(The Center Square) – The U.S. Supreme Court will hear arguments later this month in a case determining whether government has the right to keep all the proceeds from foreclosed properties.
The Tyler v. Hennepin County case begins April 26. The case involves a Minnesota woman who owed $15,000 in taxes on her condominium. Hennepin County foreclosed on the property and sold it for $40,000 and kept the money remaining after paying off the woman’s debt.
The U.S. Supreme Court will decide if the government keeping the surplus equity was unconstitutional. The decision will have nationwide implications as there are 14 states that have similar type laws involving property foreclosure, according to the Pacific Legal Foundation.
The ACLU stated the case would determine “whether taking and selling a home to satisfy a debt to the government, and keeping the surplus value as a windfall, violates the Fifth Amendment’s takings clause. The Fifth Amendment guarantees that the government cannot take private property for public use without just compensation.”
The Pacific Legal Foundation, which is representing Geraldine Tyler, termed it “home equity theft.”

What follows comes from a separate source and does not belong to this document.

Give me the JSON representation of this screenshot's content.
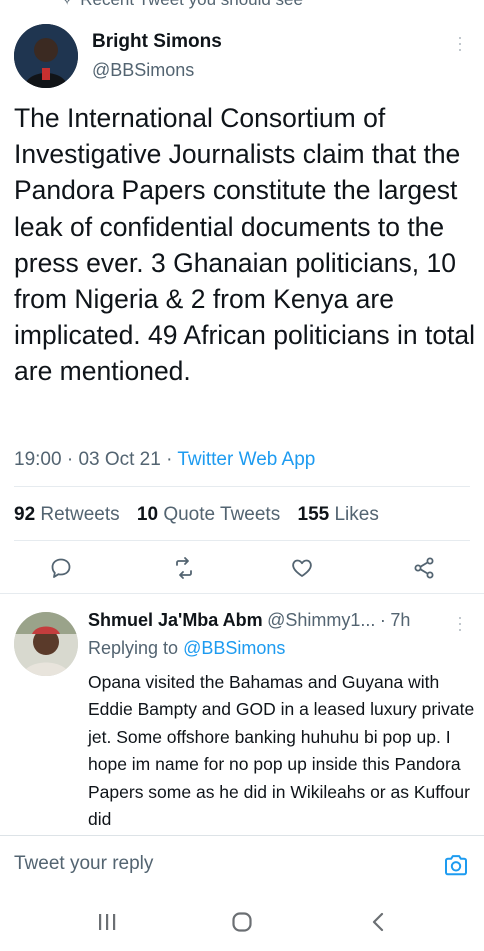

The Pacific Legal Foundation researched the issue and found 8,950 homes and more than $860 million were lost to home equity theft from 2014 to 2021.
“You are dangling a get-rich-quick scheme in front of the government,” said David Deerson, an attorney for Pacific Legal Foundation, in an April 5 press conference.
Hennepin County Assistant County Administrator Dan Rogan stated that forfeiture is not a source of profit when factoring in all costs. He said Hennepin County’s program does not manage to break even.
“Here, the plaintiff left her Minneapolis condo in 2010 and stopped paying property taxes,” Rogan said in an email. “Title transferred to the state five years later. The plaintiff chose to abandon her interests in the property rather than acting to protect any equity she might have had.”
Rogan continued: “Hennepin County works very hard to help anyone who wants to avoid forfeiture. Taxpayers may avoid forfeiture by paying their taxes, selling their property to recoup any equity, or by agreeing to a payment plan. Senior citizens may also participate in the Senior Citizens’ Property Tax Deferral program, which caps seniors’ property tax payments. And Hennepin County has pioneered a Navigator Program to help residents avoid forfeiture with financial counseling and other assistance. When owners ignore all of these options, the legislature has chosen to protect the public from further harm by transferring title to the government. The taxpayers should not be the default realtor, property manager, and auctioneer.”
Organizations from about a dozen states are filing opinions on the case.
Americans For Prosperity, the Chamber of Commerce, the ACLU and the National Association for Realtors were in support of the private citizen.
“These seizures often target poorer communities—and often the elderly within those communities—who own their homes but have insufficient disposable income to pay their taxes,” the ACLU stated in its amicus brief.
Associations that lobby for government were in support of Hennepin County.
“Property tax foreclosure is a last resort that arises when a property owner fails to comply with numerous notices of deficiency, and fails to redeem their property within a statutory timeframe,” the Michigan Association of Counties wrote in an amicus brief in support of Hennepin County.
Oakland County in Michigan also supported Hennepin County.
“Minnesota provides more-than-generous opportunities for delinquent taxpayers to pay their duly owed taxes,” Oakland County stated in its amicus brief. “But if a taxpayer fails to take advantage of any of these opportunities or to simply sell the property, pay the taxes, and keep any surplus value, then the public benefits when Minnesota counties demolish or rehabilitate dilapidated or abandoned structures. Putting the onus on those responsible for paying the taxes puts more properties to use, which benefits all Minnesota citizens.”